At least three different people attempted to put on the snow chains for our car and no-one could accomplish it. Of course when we went to complain at the service station where we got them the teenage boy popped them on with nary a second glance. *grumble grumble* It was a total white out driving down the mountain. We saw a BMW that had slid off the road and was up to its windows in snow off to the side (and only metres from plunging down an almost ravine but that's another heart stopping story).

And then, almost as soon as we drove out from the National Park, we turned a corner and there it was. This most beautiful rainbow, from one end to another, complete, stark, and we even got to see where it ended. James pulled over so I could take a photo (what a guy) and then we were on the road, driving to Canberra.

Wow. What an experience.
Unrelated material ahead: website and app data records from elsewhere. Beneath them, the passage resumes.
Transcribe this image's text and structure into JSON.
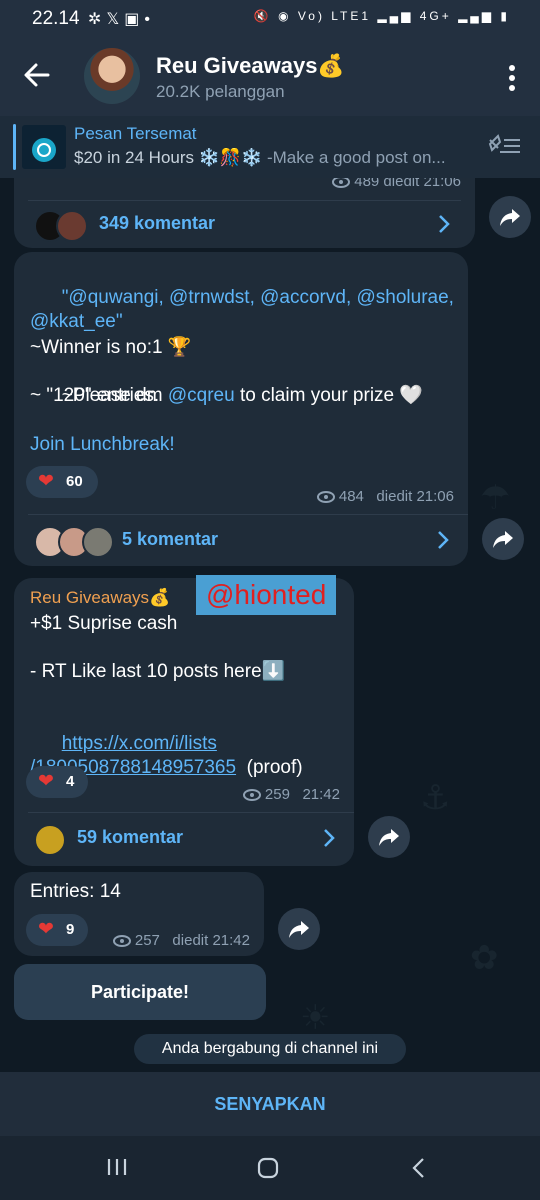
{
  "status_bar": {
    "time": "22.14",
    "left_icons": [
      "pinwheel-icon",
      "x-logo-icon",
      "tv-icon",
      "dot-icon"
    ],
    "right_icons": [
      "mute-icon",
      "hotspot-icon",
      "volte-icon",
      "signal-icon",
      "4g-icon",
      "signal-icon",
      "battery-icon"
    ],
    "volte_text": "Vo) LTE1",
    "network_text": "4G+"
  },
  "header": {
    "title": "Reu Giveaways💰",
    "subscribers": "20.2K pelanggan"
  },
  "pinned": {
    "label": "Pesan Tersemat",
    "text_main": "$20 in 24 Hours ❄️🎊❄️",
    "text_dim": " -Make a good post on..."
  },
  "messages": {
    "partial": {
      "meta": "489   diedit 21:06",
      "comments": "349 komentar"
    },
    "winner": {
      "line1_mentions": "\"@quwangi, @trnwdst, @accorvd, @sholurae,",
      "line2_mentions": "@kkat_ee\"",
      "winner_line": "~Winner is no:1 🏆",
      "dm_prefix": "~Please dm ",
      "dm_mention": "@cqreu",
      "dm_suffix": " to claim your prize 🤍",
      "entries_line": "~ \"120\" entries.",
      "join_link": "Join Lunchbreak!",
      "reaction_count": "60",
      "views": "484",
      "edited_time": "diedit 21:06",
      "comments": "5 komentar"
    },
    "forward": {
      "author": "Reu Giveaways💰",
      "line1": "+$1 Suprise cash",
      "overlay_tag": "@hionted",
      "line2": "- RT Like last 10 posts here⬇️",
      "link_line1": "https://x.com/i/lists",
      "link_line2": "/1800508788148957365",
      "link_suffix": "  (proof)",
      "reaction_count": "4",
      "views": "259",
      "time": "21:42",
      "comments": "59 komentar"
    },
    "entries": {
      "text": "Entries: 14",
      "reaction_count": "9",
      "views": "257",
      "edited_time": "diedit 21:42"
    }
  },
  "participate_button": "Participate!",
  "joined_notice": "Anda bergabung di channel ini",
  "bottom_action": "SENYAPKAN",
  "colors": {
    "accent": "#5eb5f7",
    "bubble": "#1f2c39",
    "background": "#0f1a24",
    "header": "#233040",
    "heart": "#e53935",
    "forward_author": "#f0a050"
  }
}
We managed to pack it all in. And by the last day the children all seemed to understand the need for dressing properly, there weren't too many tears shed each time we headed to the drying room to get ready, and the rhythm of the day was more established. I think next time we'll need to go for a couple more days to get our worth from it.

And what would I recommend to others attempting the venture? Pack less. We didn't wear half the clothes I thought we would, because you just get about in snow pants when you're inside as well. Ensure your older child has an MP3 player packed with audio books ready to go. Ensure your younger child knows they are only to play with said MP3 player and headphones when the older child is in bed. Keep all children in thermal underwear all the time to keep your changing times as quick as possible. Take board games. Harriet played Scotland Yard and even played as Mr X which we thought was quite impressive for only a nearly 6yr old! Take marshmallows, even if they're full of refined sugar - sometimes you just gotta live a little (we forgot).
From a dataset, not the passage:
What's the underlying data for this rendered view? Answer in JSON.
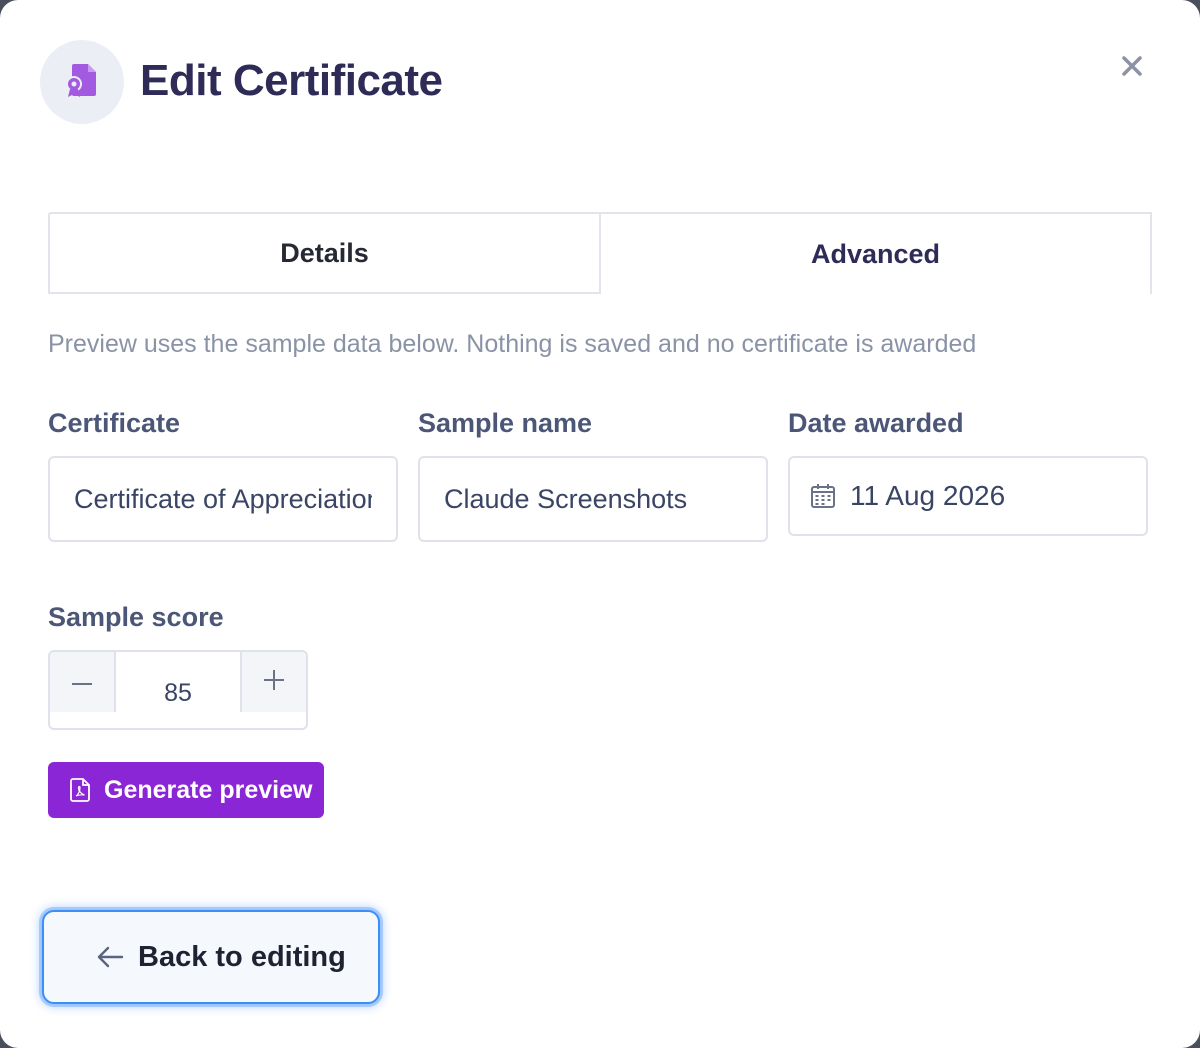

And hope for midnight blizzards. And if you see one, run out there, even if you can't find your gloves. Throw a snowball at a stranger. Get thee to a toboggan. Have fun. Then get the hell inside, warm up and drink a Frangelico.


jay said...
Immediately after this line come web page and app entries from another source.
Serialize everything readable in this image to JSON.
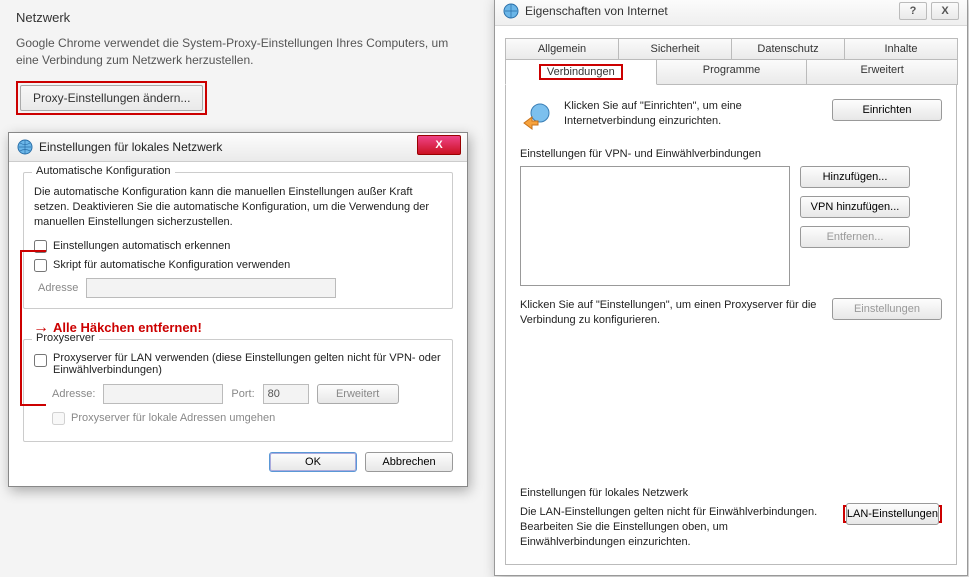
{
  "chrome": {
    "heading": "Netzwerk",
    "desc": "Google Chrome verwendet die System-Proxy-Einstellungen Ihres Computers, um eine Verbindung zum Netzwerk herzustellen.",
    "proxy_btn": "Proxy-Einstellungen ändern..."
  },
  "lan": {
    "title": "Einstellungen für lokales Netzwerk",
    "close": "X",
    "auto": {
      "legend": "Automatische Konfiguration",
      "desc": "Die automatische Konfiguration kann die manuellen Einstellungen außer Kraft setzen. Deaktivieren Sie die automatische Konfiguration, um die Verwendung der manuellen Einstellungen sicherzustellen.",
      "chk_detect": "Einstellungen automatisch erkennen",
      "chk_script": "Skript für automatische Konfiguration verwenden",
      "addr_label": "Adresse"
    },
    "annotation": "Alle Häkchen entfernen!",
    "proxy": {
      "legend": "Proxyserver",
      "chk_use": "Proxyserver für LAN verwenden (diese Einstellungen gelten nicht für VPN- oder Einwählverbindungen)",
      "addr_label": "Adresse:",
      "port_label": "Port:",
      "port_value": "80",
      "erweitert": "Erweitert",
      "chk_bypass": "Proxyserver für lokale Adressen umgehen"
    },
    "ok": "OK",
    "cancel": "Abbrechen"
  },
  "ie": {
    "title": "Eigenschaften von Internet",
    "help": "?",
    "close": "X",
    "tabs_row1": [
      "Allgemein",
      "Sicherheit",
      "Datenschutz",
      "Inhalte"
    ],
    "tabs_row2": [
      "Verbindungen",
      "Programme",
      "Erweitert"
    ],
    "setup_text": "Klicken Sie auf \"Einrichten\", um eine Internetverbindung einzurichten.",
    "setup_btn": "Einrichten",
    "vpn_label": "Einstellungen für VPN- und Einwählverbindungen",
    "add_btn": "Hinzufügen...",
    "vpn_add_btn": "VPN hinzufügen...",
    "remove_btn": "Entfernen...",
    "proxy_hint": "Klicken Sie auf \"Einstellungen\", um einen Proxyserver für die Verbindung zu konfigurieren.",
    "settings_btn": "Einstellungen",
    "lan_label": "Einstellungen für lokales Netzwerk",
    "lan_desc": "Die LAN-Einstellungen gelten nicht für Einwählverbindungen. Bearbeiten Sie die Einstellungen oben, um Einwählverbindungen einzurichten.",
    "lan_btn": "LAN-Einstellungen"
  }
}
Cass, yet again you put our needs, our desire to know more, ahead of a basic human need for your survival; sleep. We thank you from the bottom of our hearts, you have quenched my thirst, heck you have quenched it and covered it in frangelico and snow no less. Amazing. Wow what an adventure, my most favourite bit besides the frangelico was imagining you making snow angels and throwing yourself about with such delight, ah an image that will bring a smile to my face for a very long time. xxxxxx

Lou said...

It sounds so great Cass! Hey, the rest of your holidays may have been spent sick and grumpy (!!) but at least you had this wonderful adventure at the beginning. Thanks for post - you can go to bed earlier this evening! Xx

JennieMo said...

You silly! You should have called me...for snow adivse being a seasoned professional at snow experience. LOL!! I would have reminded you of the importance of boardgames...card cocoa, kahlua and SMORES SMORES SMORES (Marshmellows, chocolate and graham crackers). Sigh...jealous. I miss snow and snowboarding. Sounds like you all had a blast! I never realised never seen snow. I agree there is nothing like making your first snow angel. :)

Brenda said...

oh my goodness, you are so brave hitting the snow!!
I am such a pussy when it comes to the cold.
Although your Frangelico does sound pretty damn good...........

Brenda said...

oh my goodness, you are so brave hitting the snow!!
I am such a pussy when it comes to the cold.
Although your Frangelico does sound pretty damn good...........